The hardwood plantation estate has grown considerably during this period, and is predominantly used for chip production with a small volume of logs going to China for plywood.
Houghton explained that the FWPA data aggregation program was established to provide more timely and detailed data complementing the information generated from the federal government through ABARES which can be six to 12 months behind when published.
Sawntimber consumption has increased by 18% across the same period and local softwood production is pretty much operating at capacity right now, with very little room left to grow in a marketplace that continues to have strong demand. Treated structural timber has become more dominant and has surpassed untreated structural timber for the first time. These two products account for nearly 50% of the annual Australian forest products output.
Houghton then drilled down into some of the economics behind current timber shortages. Imports have historically been an important balancing point. They peaked during the GFC – Australia was a good paying market with attractive prices, which led to a very difficult 2011 for local producers. In recent times, North American markets have been paying more and our traditional import partners in Northern Europe, are active there.
In 2015 there was an unexplained decline in price – “It was illogical from an economic perspective,” says Houghton, “and caused a major problem.” With the price dropping off, import volumes immediately followed. This has since somewhat corrected – imports volumes are now at record levels and prices are comparatively high, which, combined with an easing in North American prices – has made Australia attractive again. However, at international import prices, timber’s cost advantage over steel framing is diluted, and HIA survey data suggests that over the same years, steel penetration has increased.
Our sawmilling capacity is at its limit and demand is greater than our capacity to produce. The resource outlook is static, with essentially nothing added to the national softwood estate since 1996. A bleak sawlog output forecast sees a 3.4 million m3 pa shortfall by 2050.
The government has invested $20 million into the Billion Trees Program (www. agriculture.gov.au/forestry/publications/growing-better-australia). However, Houghton contrasted this against a $4 billion investment in the agricultural white paper.
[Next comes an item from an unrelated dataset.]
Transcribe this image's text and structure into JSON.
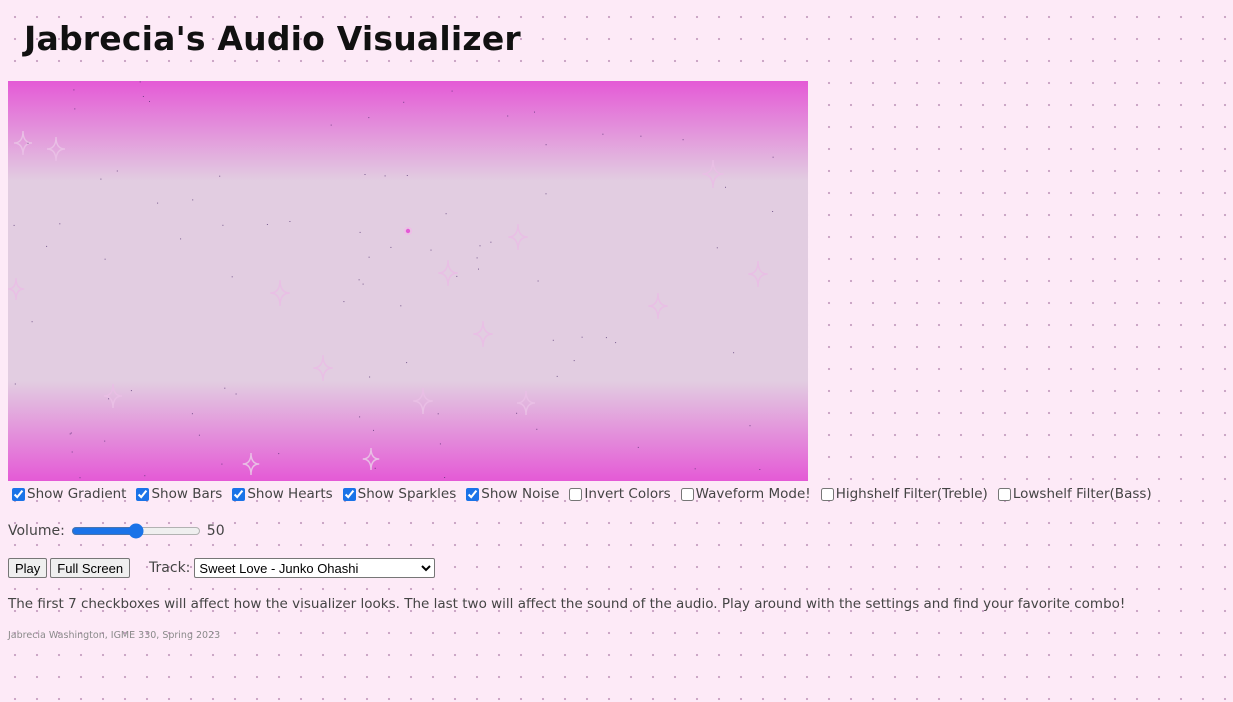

The plan will see a number of pilot programs including facilitating forestry on farms. This will be a continuation of earlier policy work to ensure the right trees in the right place on the right scale, as too many earlier attempts were uneconomical to harvest.
Questions focused on the problems with log exports – which a number of attendees described as excessive. Houghton was even-handed as he explained that many of the logs going to China can’t be put into domestic sawmills most years due to the specification of the logs. There is also a challenge with some sawlogs being exported from areas where there is currently no local processing capability. So rather than a threat this represents opportunities for investment. Overall, we need to support policies which will expand the softwood plantation estate and encourage further processing investment.
Two courses, three guest speakers, and many important points to ponder as the industry plans for 2019 and beyond.
Image: Speakers at the MGA TMA Industry Lunch, from left, Peter Alexander, president of the MGA TMA Management Committee; Dr Craig Latham, deputy, Australian Small Business & Enterprise Ombudsman; Jim Houghton, statistics and economics manager at FWPA; and Shane Garrett, chief economist at Master Builders Australia.